Many of us have a love-hate relationship with Disney Princess movies. On the one hand, they often include catchy songs, adorable animals, and touching love stories; on the other, though, they often also feature tiny women being saved from their "meaningless" (read: manless) lives by big, strapping princes. So, are Disney Princess movies sexist? And have they at least improved between the 1937 release of Snow White and the 2013 release of Frozen? Through an analysis of 12 animated Disney films from 1937 to 2013, linguists Carmen Fought and Karen Eisenhauer have set out to answer that question... and unfortunately there's kind of a problem.

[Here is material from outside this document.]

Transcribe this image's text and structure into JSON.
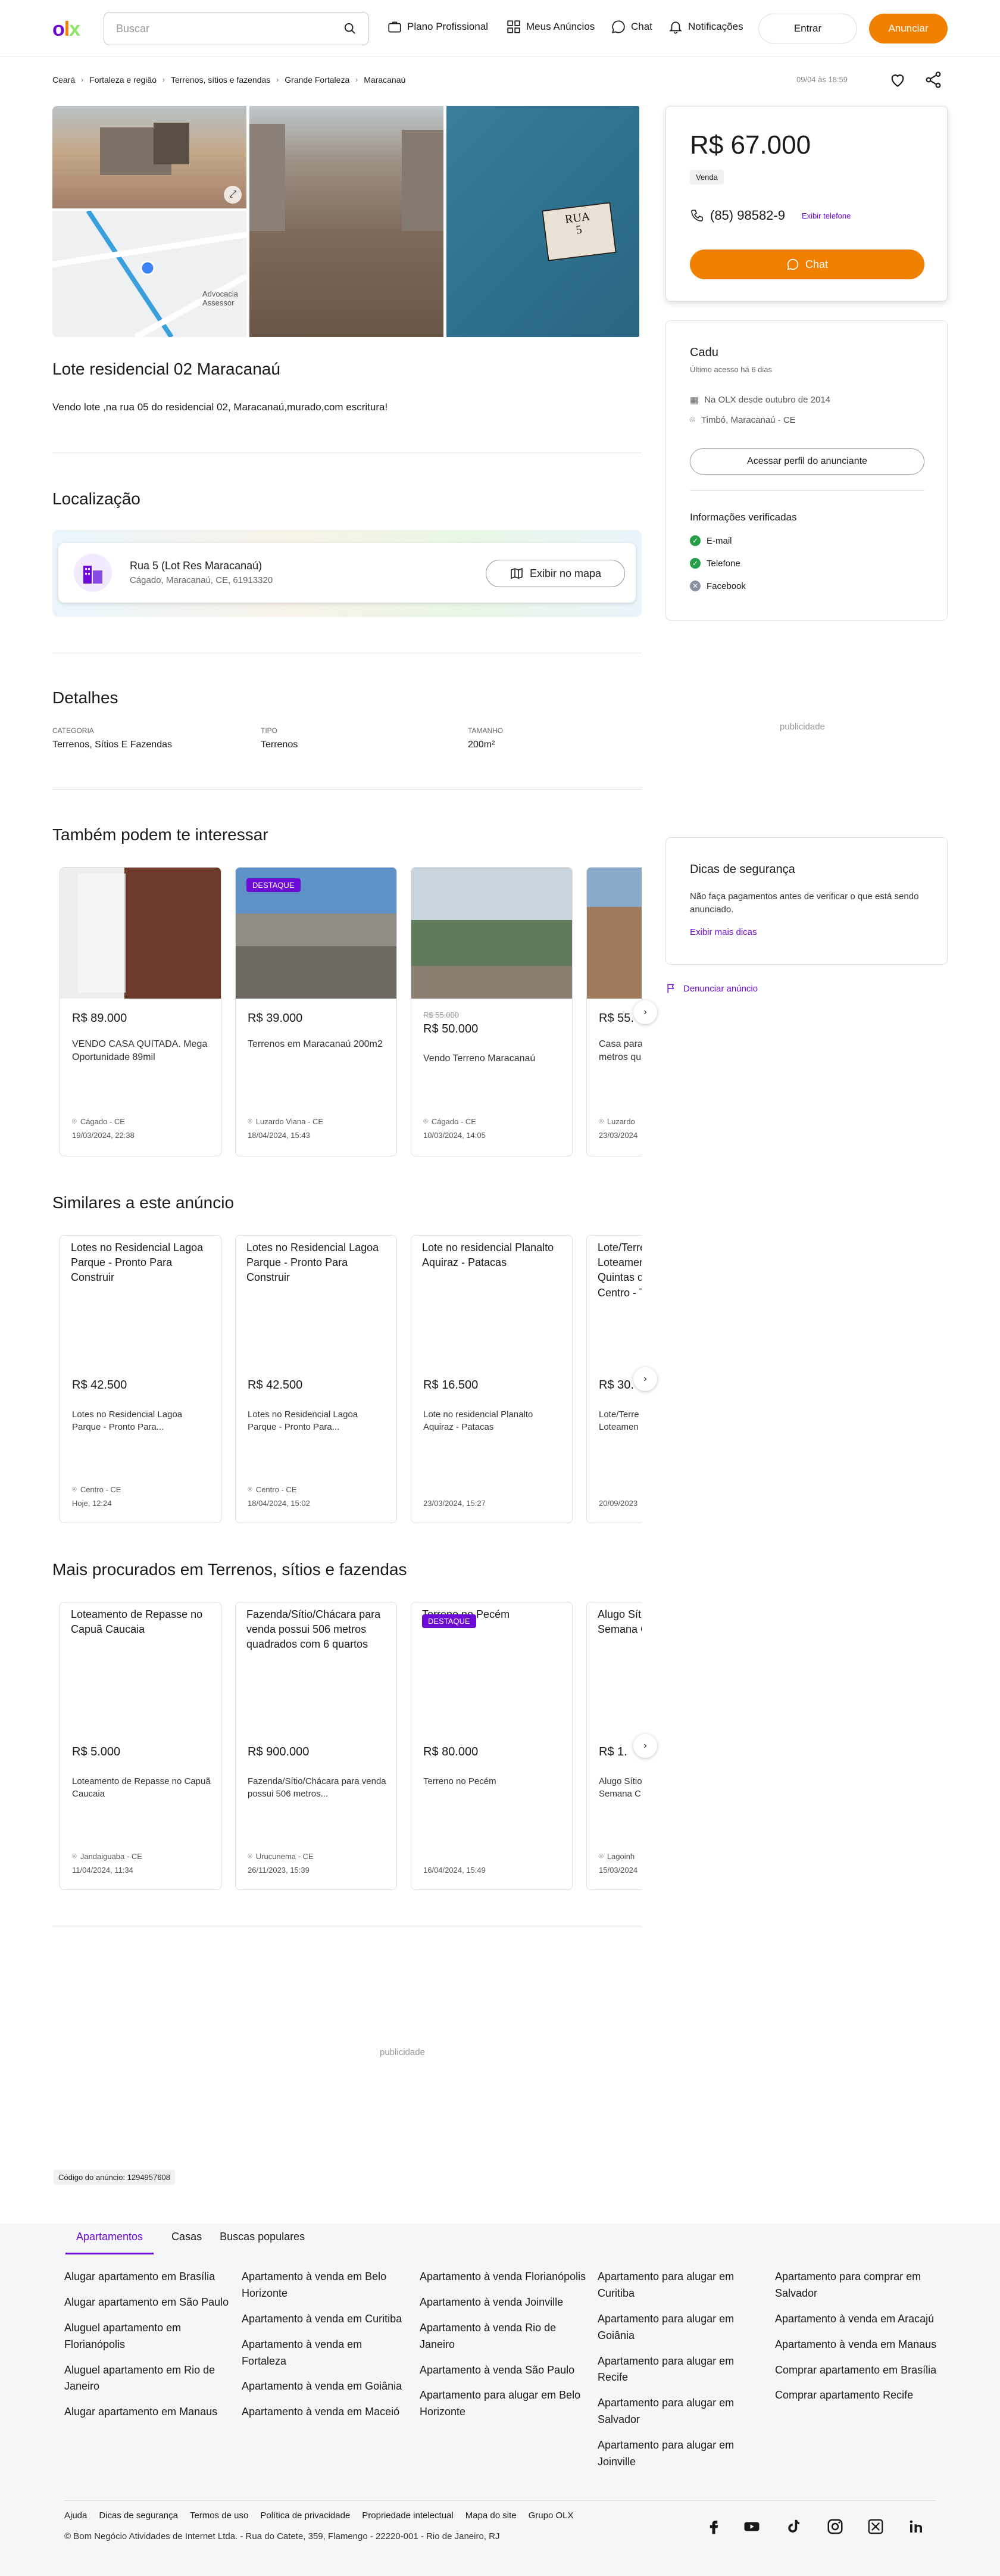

To figure out how sexist the Disney movies of both today and yesterday are, Fought and Eisenhauer counted how many lines male and female characters spoke in each one. After all, women onscreen can't be too empowered or important if we don't even hear what they have to say. That's at least what the popular Bechdel Test, created by cartoonist Allison Bechdel, uses as a measure of how sexist a movie is: If it doesn't have at least two women talking together about something other than a man, it's not doing too well. Disney Princess movies are mixed on this measure, but there have been improvements — the most recent ones (Brave, Frozen, and Tangled) all pass.
Fought and Eisenhauer didn't find such favorable results in their examination, though. According to preliminary findings presented at a linguistics conference and reported by The Washington Post, men tend to speak more than women in Disney movies — and that hasn't improved much over the years.
The production of Disney Princess films has an erratic history, with none made between Sleeping Beauty in 1959 and The Little Mermaid three decades later in 1989. While you might expect The Little Mermaid and other pictures from the late '80s and '90s to have more vocal female characters than those from the '30s and '50s, the opposite was actually true. Cinderella and Sleeping Beauty feature women speaking more than men, and Snow White is about 50-50. But in the five films following The Little Mermaid, men spoke three times as often as women on average. Aladdin represented the low point, with 90 percent of the lines spoken by male characters.
Eisenhauer, a graduate student at North Carolina State University, told The Washington Post that this dropoff may have to do with later films' larger casts. "We're so trained to think that male is the norm,” she said. “So when you want to add a shopkeeper, that shopkeeper is a man. Or you add a guard, that guard is a man. I think that's just really ingrained in our culture.”
The state of the Disney movie has improved a bit in recent times, though: 2012's Brave beat all other Disney Princess movies, with 74 percent of its lines spoken by women; 2010's Tangled, too, did well, with women speaking over half the time. But even 2013's Frozen, known for its empowering message of sisterhood, had women behind only 41 percent of the lines.
So, basically, these films reflect what's happening in real life. Because we as a culture tend to value women's opinions less, men spend more time speaking in meetings and classrooms and women are more often interrupted, according to several studies reported by Bitch Media. We've got a long way to go to equalize real-world conversations, and maybe balancing out movie dialogues could be one step toward that goal.
Images: Disney; Giphy (4)